The Cities of the Indus, Part II
A.N. Marlow describes how city-life in India, four thousand years ago, bore a striking resemblance to that of ancient Egypt and Mesopotamia.
In the ancient world, apart from occasional glimpses in such authors as Homer and Herodotus and in the Greek Anthology, it is difficult to picture children as other than small grown-ups, seen but not heard, perhaps taken away from home at a tender age, as in Sparta, or taught the rudiments at home or in primitive schools—with very little to amuse them and few to understand.
In Harappa it looks at first as if children must have been stuffed dummies, since their elders seem to have led a dull, regimented life; yet there are many evidences that help to bring these children to life.
For example, many toys have been found in drains, as though they had been washed away with the bath water; then there is a surprising number of models that survive—carts, some with and some without draught animals, often movable; rattles, feeding cups, whistles, even a movable bull and a monkey designed to run up a stick; there is even from Mohenjo-daro a clay figure of a crawling infant with curly hair; and the carts remind one of modern toys that sell in thousands. Curiously enough, no dolls have survived, but at least we can span the millennia and imagine children like our own.

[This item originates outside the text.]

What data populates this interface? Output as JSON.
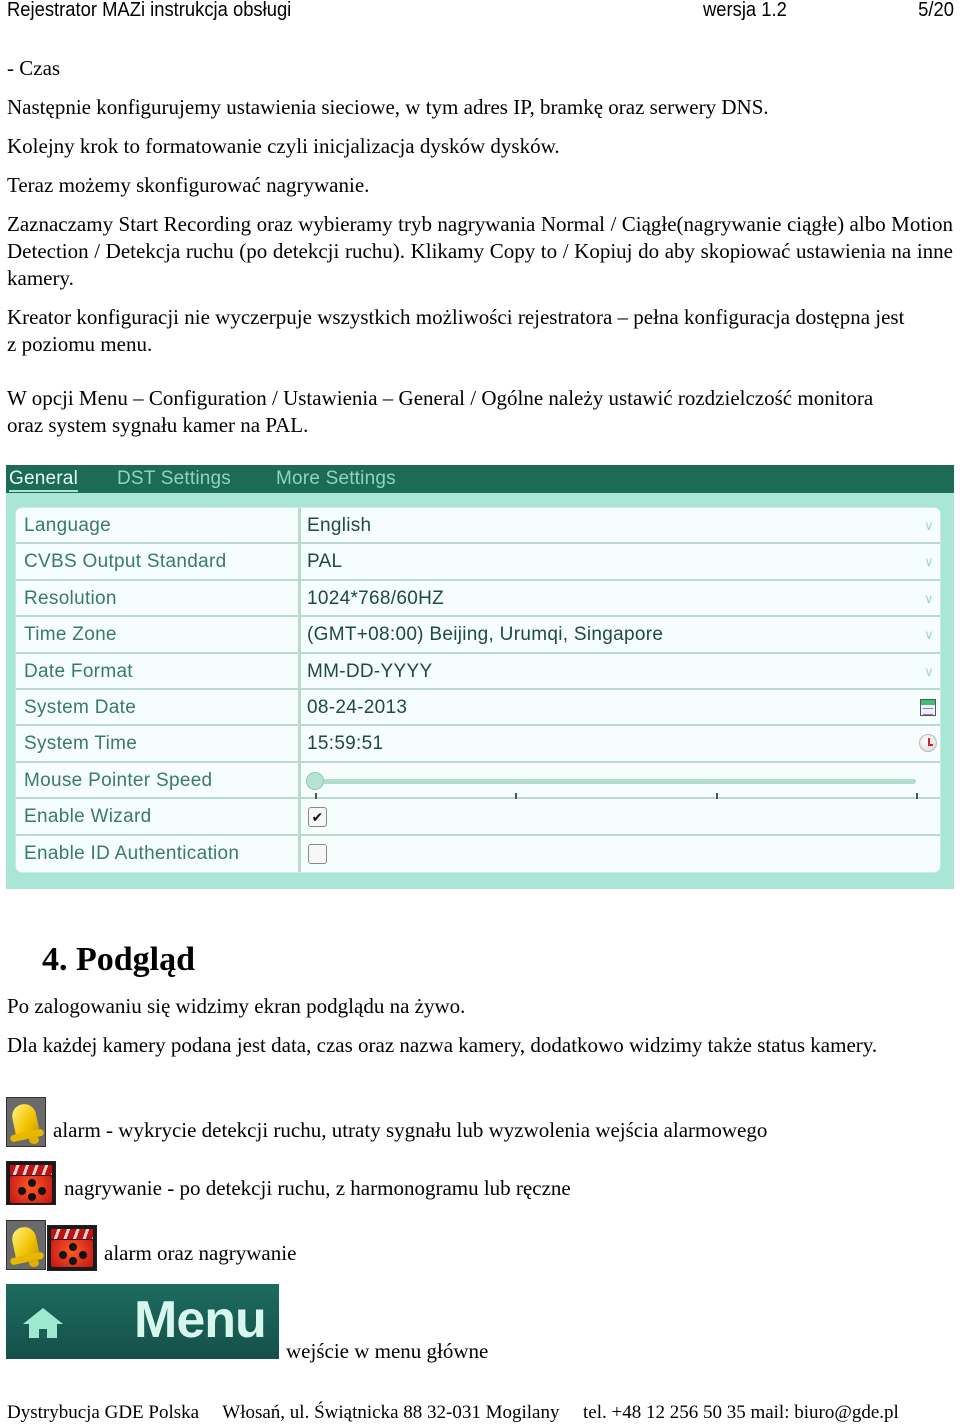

And how did these people dress? We really have very little evidence. Cotton garments were certainly worn, but the evidence of statues is rather specialized.1 The men may have worn a shirt or tunic; but, on the other hand, both sexes may have gone naked from the waist up, though the elaborateness of their jewellery and ornaments makes this unlikely.
There is no evidence of any footwear, and a fair amount of evidence for naked feet. The head-dresses of the women were extraordinarily large, resembling panniers, to judge from surviving examples; some of these are grotesque and may have been part of the wear for a religious ceremony—a ‘holy day’ in the literal sense of the word.